The list of trump artists may not be endless, but it's long. Take Baby Jane Dexter, who trades in the contemporary blues and doesn't so much fill a room as shake it. (At the Backstage Bistro Awards held February 28, emcee Jim David, addressing a group of sympathizers heated up about the Singer piece, quipped, "Anyone who says cabaret doesn't have edge hasn't seen Baby Jane Dexter in a mood.") Take David Gurland, a singer as short and solid as a beer keg, who can twist Sting's "Ev'ry Breath You Take" into a stalker's insidious boast. Take the soigné Andrea Marcovicci and/or the suave Mary Cleere Haran, neither of whom use blunt satirist's tools but choose material--granted, generally traditional--that offers them the opportunity to hold up the mirror to a sometimes grim, sometimes cheering society. Take Scott Coulter, who may look like a grown Teletubby but has no qualm about delivering Tim DiPasqua's "Big Hairy Man," which deals with a gay man's choice between quick sex and dull domesticity. None of what these performers do--there are many more like them--is conventional, reassuring or dated.
A last remark might be made about Singer, whose smoothly-written excoriation reflects an even more disturbing misconception about cabaret. He says that "the current scene does seem more frivolously disconnected from the culture at large than ever before." He's right about the "disconnected" part, but it's thoughtless of him to chalk up the disconnectedness to frivolousness, as if the entertainers and audiences around now are no more than a gaggle of Sally Bowleses pretending nothing of any importance is crashing around them. (Incidentally, Sally Bowles represents some of that ubiquitous Weimar chaff. Or was Christopher Isherwood making her up out of whole cloth?)
That type of cabaret has become a marginalized area in which entertainers' toil is the consequence of many evolutionary changes--societal, cultural, economic, technological--and in some ways, it's produced a chicken-and-egg question: Has cabaret shifted so far from popular taste because it is, perceived to be, less cogent? Or is cabaret perceived to be less cogent because public taste has shifted away from it.
Cabaret's loss of sway in a larger art-and-commerce context has given rise to the misapprehension that it is now mostly an arena for vanity presentations. The perception is, to some extent, self-eventuating. Some proprietors hold to policies whereby vanity productions are used to fill rooms that would languish otherwise. And as one domino fells another, those who still champion the intimate room as a show business nonpareil band together like forlorn passengers on the Titanic. But just because the ship may sometimes looks as if it may be sinking doesn't mean those aboard have lost their intrinsic worth.

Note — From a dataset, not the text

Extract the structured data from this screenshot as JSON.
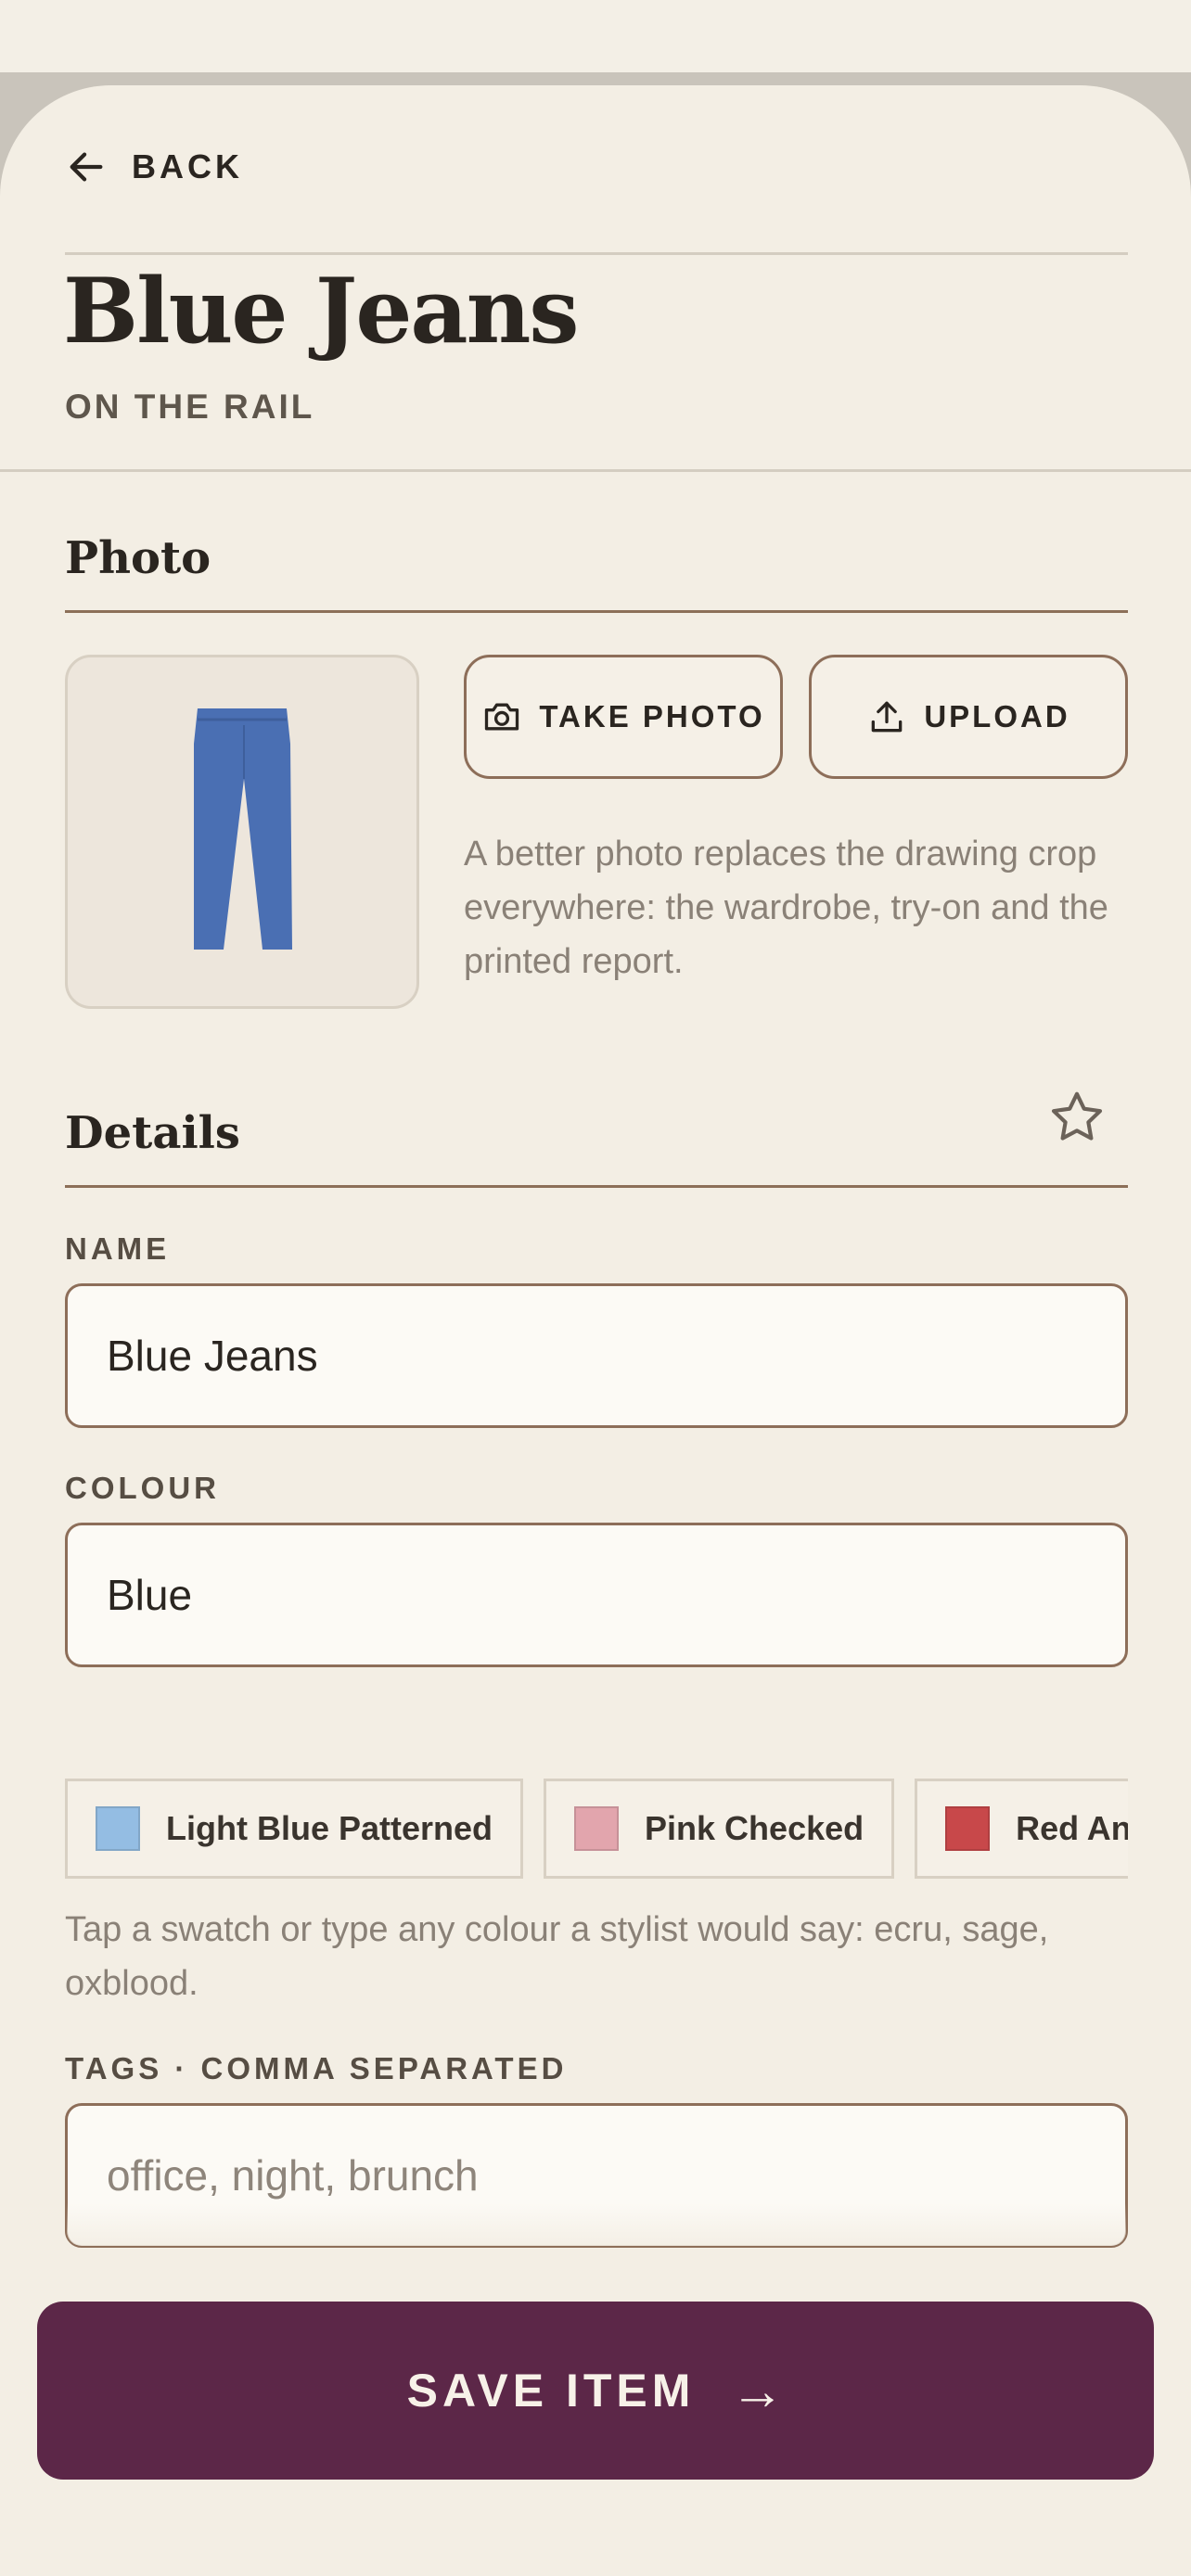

It may or may not be true that life is a cabaret, but it is still true that--naysayers notwithstanding--cabaret here and now continues to have invigorating life.